Carrying on with this health focus, I’ve had to reevaluate my supplement situation. Actually, it’s the whole nutrition thing that I’ve been lacking this year as green juice only gets one so far. But with some research I’ve got clarity on what I need to do, including eating more healthily, and the best part is that some of what I need can be easily acquired outside of the vitamin shop. As Dr. Oz says, one brazil nut a day offers us our daily selenium, helpful for anxiety and offering a variety of benefits to the immune system, and my almost daily walks in the sun, that sometimes shines, are great for my Vitamin D supply. For the others, I look for the combo packs that offer a healthy daily amount of supplements such as calcium, magnesium, and zinc, all in one affordable tablet. A couple hundred tablets for about $10 will last me many months, as opposed to another brand offering half as many tablets of just magnesium, at the same dose as in the combo, for three times the price, and I’ll save about $100 in a year. Okay, the nuts aren’t a big saver as they cost about $10 for three months’ worth, comparable with the cost of a bottle of a hundred selenium tablets for $12, but I love the idea of the body naturally processing a pure source of the nutrient, along with whatever else brazil nuts are good for!

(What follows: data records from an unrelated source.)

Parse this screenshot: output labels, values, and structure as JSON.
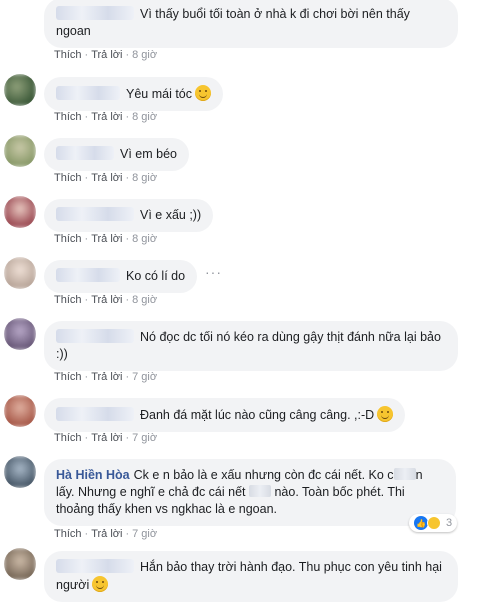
{
  "comments": [
    {
      "id": "c1",
      "text": "Vì thấy buổi tối toàn ở nhà k đi chơi bời nên thấy ngoan",
      "emoji": "",
      "time": "8 giờ",
      "avatar_color": "#5a6b7c"
    },
    {
      "id": "c2",
      "text": "Yêu mái tóc",
      "emoji": "smile-emoji",
      "time": "8 giờ",
      "avatar_color": "#3d5a3a"
    },
    {
      "id": "c3",
      "text": "Vì em béo",
      "emoji": "",
      "time": "8 giờ",
      "avatar_color": "#8a9a6a"
    },
    {
      "id": "c4",
      "text": "Vì e xấu ;))",
      "emoji": "",
      "time": "8 giờ",
      "avatar_color": "#a0525a"
    },
    {
      "id": "c5",
      "text": "Ko có lí do",
      "emoji": "",
      "time": "8 giờ",
      "avatar_color": "#b9a69a"
    },
    {
      "id": "c6",
      "text": "Nó đọc dc tối nó kéo ra dùng gậy thịt đánh nữa lại bảo :))",
      "emoji": "",
      "time": "7 giờ",
      "avatar_color": "#6a5a7a"
    },
    {
      "id": "c7",
      "text": "Đanh đá mặt lúc nào cũng câng câng. ,:-D",
      "emoji": "smile-emoji",
      "time": "7 giờ",
      "avatar_color": "#a85a4a"
    },
    {
      "id": "c8",
      "author": "Hà Hiền Hòa",
      "text_a": "Ck e n bảo là e xấu nhưng còn đc cái nết. Ko c",
      "text_b": "n lấy. Nhưng e nghĩ e chả đc cái nết",
      "text_c": "nào. Toàn bốc phét. Thi thoảng thấy khen vs ngkhac là e ngoan.",
      "time": "7 giờ",
      "reaction_count": "3",
      "avatar_color": "#4a5a6a"
    },
    {
      "id": "c9",
      "text": "Hắn bảo thay trời hành đạo. Thu phục con yêu tinh hại người",
      "emoji": "meh-emoji",
      "time": "",
      "avatar_color": "#7a6a5a"
    }
  ],
  "actions": {
    "like": "Thích",
    "reply": "Trả lời",
    "separator": "·"
  },
  "more_icon": "···"
}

And so now off I go into a cloudy day (come on Vitamin D, sneak on through!) with my revitalized exercise pants and Amazonian infusion of brazil nut energy, walking gratefully into a new year. Simple exercise, simple meals, simple changes, and simple saving. It’s kind of old fashioned, but refreshing, isn’t it?